Provided data:
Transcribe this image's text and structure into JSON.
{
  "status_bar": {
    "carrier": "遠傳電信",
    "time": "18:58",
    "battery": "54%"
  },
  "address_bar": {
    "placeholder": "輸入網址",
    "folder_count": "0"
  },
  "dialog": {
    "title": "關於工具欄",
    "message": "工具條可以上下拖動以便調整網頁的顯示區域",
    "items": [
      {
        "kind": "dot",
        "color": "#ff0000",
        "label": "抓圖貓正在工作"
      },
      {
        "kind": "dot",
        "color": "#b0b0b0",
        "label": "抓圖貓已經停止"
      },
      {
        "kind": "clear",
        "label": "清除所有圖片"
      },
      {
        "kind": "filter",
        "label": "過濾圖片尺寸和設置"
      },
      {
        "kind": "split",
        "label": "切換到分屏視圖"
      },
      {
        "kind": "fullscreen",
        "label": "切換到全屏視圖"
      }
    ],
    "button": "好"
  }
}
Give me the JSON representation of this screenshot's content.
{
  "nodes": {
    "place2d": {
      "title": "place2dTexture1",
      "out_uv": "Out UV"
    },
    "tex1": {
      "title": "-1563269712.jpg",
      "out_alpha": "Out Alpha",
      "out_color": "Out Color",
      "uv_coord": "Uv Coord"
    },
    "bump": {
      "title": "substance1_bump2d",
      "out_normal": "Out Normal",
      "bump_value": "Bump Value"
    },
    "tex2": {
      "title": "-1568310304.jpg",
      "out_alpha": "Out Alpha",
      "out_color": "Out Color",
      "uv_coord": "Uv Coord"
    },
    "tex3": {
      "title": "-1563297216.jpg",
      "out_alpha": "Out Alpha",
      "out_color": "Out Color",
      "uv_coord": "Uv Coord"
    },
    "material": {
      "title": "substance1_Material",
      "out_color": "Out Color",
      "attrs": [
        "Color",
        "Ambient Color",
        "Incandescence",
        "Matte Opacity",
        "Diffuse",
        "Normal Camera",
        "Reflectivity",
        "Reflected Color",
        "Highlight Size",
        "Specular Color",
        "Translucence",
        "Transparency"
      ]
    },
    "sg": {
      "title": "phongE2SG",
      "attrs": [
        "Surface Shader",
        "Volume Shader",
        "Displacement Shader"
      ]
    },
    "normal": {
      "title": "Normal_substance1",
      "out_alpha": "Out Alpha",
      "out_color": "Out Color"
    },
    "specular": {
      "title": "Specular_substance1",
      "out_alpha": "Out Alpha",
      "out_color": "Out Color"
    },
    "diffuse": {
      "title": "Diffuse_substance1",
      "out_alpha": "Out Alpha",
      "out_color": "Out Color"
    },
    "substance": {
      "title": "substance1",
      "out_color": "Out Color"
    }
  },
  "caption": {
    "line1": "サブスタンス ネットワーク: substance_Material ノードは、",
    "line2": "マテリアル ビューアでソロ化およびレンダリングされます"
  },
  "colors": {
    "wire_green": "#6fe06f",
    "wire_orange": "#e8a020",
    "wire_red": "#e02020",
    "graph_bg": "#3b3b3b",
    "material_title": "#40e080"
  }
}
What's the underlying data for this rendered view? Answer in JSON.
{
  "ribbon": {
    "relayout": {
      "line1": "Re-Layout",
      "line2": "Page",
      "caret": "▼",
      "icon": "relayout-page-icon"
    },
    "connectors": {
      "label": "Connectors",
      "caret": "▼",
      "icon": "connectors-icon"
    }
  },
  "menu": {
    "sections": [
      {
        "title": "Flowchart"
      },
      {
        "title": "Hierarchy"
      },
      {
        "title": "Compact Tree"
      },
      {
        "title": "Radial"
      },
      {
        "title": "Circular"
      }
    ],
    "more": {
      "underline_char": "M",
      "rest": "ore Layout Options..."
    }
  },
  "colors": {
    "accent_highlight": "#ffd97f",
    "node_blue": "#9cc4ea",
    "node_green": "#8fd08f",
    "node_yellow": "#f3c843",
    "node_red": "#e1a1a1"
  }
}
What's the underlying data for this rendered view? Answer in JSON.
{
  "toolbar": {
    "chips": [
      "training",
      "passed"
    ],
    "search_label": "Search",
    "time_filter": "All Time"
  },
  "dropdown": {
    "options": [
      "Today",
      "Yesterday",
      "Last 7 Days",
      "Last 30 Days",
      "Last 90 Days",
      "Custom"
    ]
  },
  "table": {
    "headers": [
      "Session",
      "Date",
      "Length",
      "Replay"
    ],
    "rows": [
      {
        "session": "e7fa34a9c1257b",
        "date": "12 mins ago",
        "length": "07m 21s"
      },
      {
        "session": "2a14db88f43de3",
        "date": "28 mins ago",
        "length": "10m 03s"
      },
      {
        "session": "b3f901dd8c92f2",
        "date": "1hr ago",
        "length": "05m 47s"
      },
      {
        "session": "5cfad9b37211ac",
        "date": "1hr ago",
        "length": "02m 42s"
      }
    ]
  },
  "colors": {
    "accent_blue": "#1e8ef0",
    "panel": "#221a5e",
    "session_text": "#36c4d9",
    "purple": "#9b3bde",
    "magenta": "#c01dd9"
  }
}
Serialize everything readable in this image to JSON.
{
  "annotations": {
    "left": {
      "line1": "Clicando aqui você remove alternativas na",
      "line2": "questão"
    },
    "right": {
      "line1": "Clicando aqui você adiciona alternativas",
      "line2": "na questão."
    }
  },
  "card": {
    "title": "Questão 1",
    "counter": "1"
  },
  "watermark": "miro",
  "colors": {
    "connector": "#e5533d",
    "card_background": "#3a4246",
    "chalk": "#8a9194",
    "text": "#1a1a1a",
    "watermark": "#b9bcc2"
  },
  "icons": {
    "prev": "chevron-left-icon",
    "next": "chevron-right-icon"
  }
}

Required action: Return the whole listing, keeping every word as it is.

Written answer:
Transcribe this image's text and structure into JSON.
{
  "status_bar": {
    "carrier": "遠傳電信",
    "time": "18:58",
    "battery": "54%"
  },
  "address_bar": {
    "placeholder": "輸入網址",
    "folder_count": "0"
  },
  "dialog": {
    "title": "關於工具欄",
    "message": "工具條可以上下拖動以便調整網頁的顯示區域",
    "items": [
      {
        "kind": "dot",
        "color": "#ff0000",
        "label": "抓圖貓正在工作"
      },
      {
        "kind": "dot",
        "color": "#b0b0b0",
        "label": "抓圖貓已經停止"
      },
      {
        "kind": "clear",
        "label": "清除所有圖片"
      },
      {
        "kind": "filter",
        "label": "過濾圖片尺寸和設置"
      },
      {
        "kind": "split",
        "label": "切換到分屏視圖"
      },
      {
        "kind": "fullscreen",
        "label": "切換到全屏視圖"
      }
    ],
    "button": "好"
  }
}
Give me the JSON representation of this screenshot's content.
{
  "nodes": {
    "place2d": {
      "title": "place2dTexture1",
      "out_uv": "Out UV"
    },
    "tex1": {
      "title": "-1563269712.jpg",
      "out_alpha": "Out Alpha",
      "out_color": "Out Color",
      "uv_coord": "Uv Coord"
    },
    "bump": {
      "title": "substance1_bump2d",
      "out_normal": "Out Normal",
      "bump_value": "Bump Value"
    },
    "tex2": {
      "title": "-1568310304.jpg",
      "out_alpha": "Out Alpha",
      "out_color": "Out Color",
      "uv_coord": "Uv Coord"
    },
    "tex3": {
      "title": "-1563297216.jpg",
      "out_alpha": "Out Alpha",
      "out_color": "Out Color",
      "uv_coord": "Uv Coord"
    },
    "material": {
      "title": "substance1_Material",
      "out_color": "Out Color",
      "attrs": [
        "Color",
        "Ambient Color",
        "Incandescence",
        "Matte Opacity",
        "Diffuse",
        "Normal Camera",
        "Reflectivity",
        "Reflected Color",
        "Highlight Size",
        "Specular Color",
        "Translucence",
        "Transparency"
      ]
    },
    "sg": {
      "title": "phongE2SG",
      "attrs": [
        "Surface Shader",
        "Volume Shader",
        "Displacement Shader"
      ]
    },
    "normal": {
      "title": "Normal_substance1",
      "out_alpha": "Out Alpha",
      "out_color": "Out Color"
    },
    "specular": {
      "title": "Specular_substance1",
      "out_alpha": "Out Alpha",
      "out_color": "Out Color"
    },
    "diffuse": {
      "title": "Diffuse_substance1",
      "out_alpha": "Out Alpha",
      "out_color": "Out Color"
    },
    "substance": {
      "title": "substance1",
      "out_color": "Out Color"
    }
  },
  "caption": {
    "line1": "サブスタンス ネットワーク: substance_Material ノードは、",
    "line2": "マテリアル ビューアでソロ化およびレンダリングされます"
  },
  "colors": {
    "wire_green": "#6fe06f",
    "wire_orange": "#e8a020",
    "wire_red": "#e02020",
    "graph_bg": "#3b3b3b",
    "material_title": "#40e080"
  }
}
What's the underlying data for this rendered view? Answer in JSON.
{
  "ribbon": {
    "relayout": {
      "line1": "Re-Layout",
      "line2": "Page",
      "caret": "▼",
      "icon": "relayout-page-icon"
    },
    "connectors": {
      "label": "Connectors",
      "caret": "▼",
      "icon": "connectors-icon"
    }
  },
  "menu": {
    "sections": [
      {
        "title": "Flowchart"
      },
      {
        "title": "Hierarchy"
      },
      {
        "title": "Compact Tree"
      },
      {
        "title": "Radial"
      },
      {
        "title": "Circular"
      }
    ],
    "more": {
      "underline_char": "M",
      "rest": "ore Layout Options..."
    }
  },
  "colors": {
    "accent_highlight": "#ffd97f",
    "node_blue": "#9cc4ea",
    "node_green": "#8fd08f",
    "node_yellow": "#f3c843",
    "node_red": "#e1a1a1"
  }
}
What's the underlying data for this rendered view? Answer in JSON.
{
  "toolbar": {
    "chips": [
      "training",
      "passed"
    ],
    "search_label": "Search",
    "time_filter": "All Time"
  },
  "dropdown": {
    "options": [
      "Today",
      "Yesterday",
      "Last 7 Days",
      "Last 30 Days",
      "Last 90 Days",
      "Custom"
    ]
  },
  "table": {
    "headers": [
      "Session",
      "Date",
      "Length",
      "Replay"
    ],
    "rows": [
      {
        "session": "e7fa34a9c1257b",
        "date": "12 mins ago",
        "length": "07m 21s"
      },
      {
        "session": "2a14db88f43de3",
        "date": "28 mins ago",
        "length": "10m 03s"
      },
      {
        "session": "b3f901dd8c92f2",
        "date": "1hr ago",
        "length": "05m 47s"
      },
      {
        "session": "5cfad9b37211ac",
        "date": "1hr ago",
        "length": "02m 42s"
      }
    ]
  },
  "colors": {
    "accent_blue": "#1e8ef0",
    "panel": "#221a5e",
    "session_text": "#36c4d9",
    "purple": "#9b3bde",
    "magenta": "#c01dd9"
  }
}
Serialize everything readable in this image to JSON.
{
  "annotations": {
    "left": {
      "line1": "Clicando aqui você remove alternativas na",
      "line2": "questão"
    },
    "right": {
      "line1": "Clicando aqui você adiciona alternativas",
      "line2": "na questão."
    }
  },
  "card": {
    "title": "Questão 1",
    "counter": "1"
  },
  "watermark": "miro",
  "colors": {
    "connector": "#e5533d",
    "card_background": "#3a4246",
    "chalk": "#8a9194",
    "text": "#1a1a1a",
    "watermark": "#b9bcc2"
  },
  "icons": {
    "prev": "chevron-left-icon",
    "next": "chevron-right-icon"
  }
}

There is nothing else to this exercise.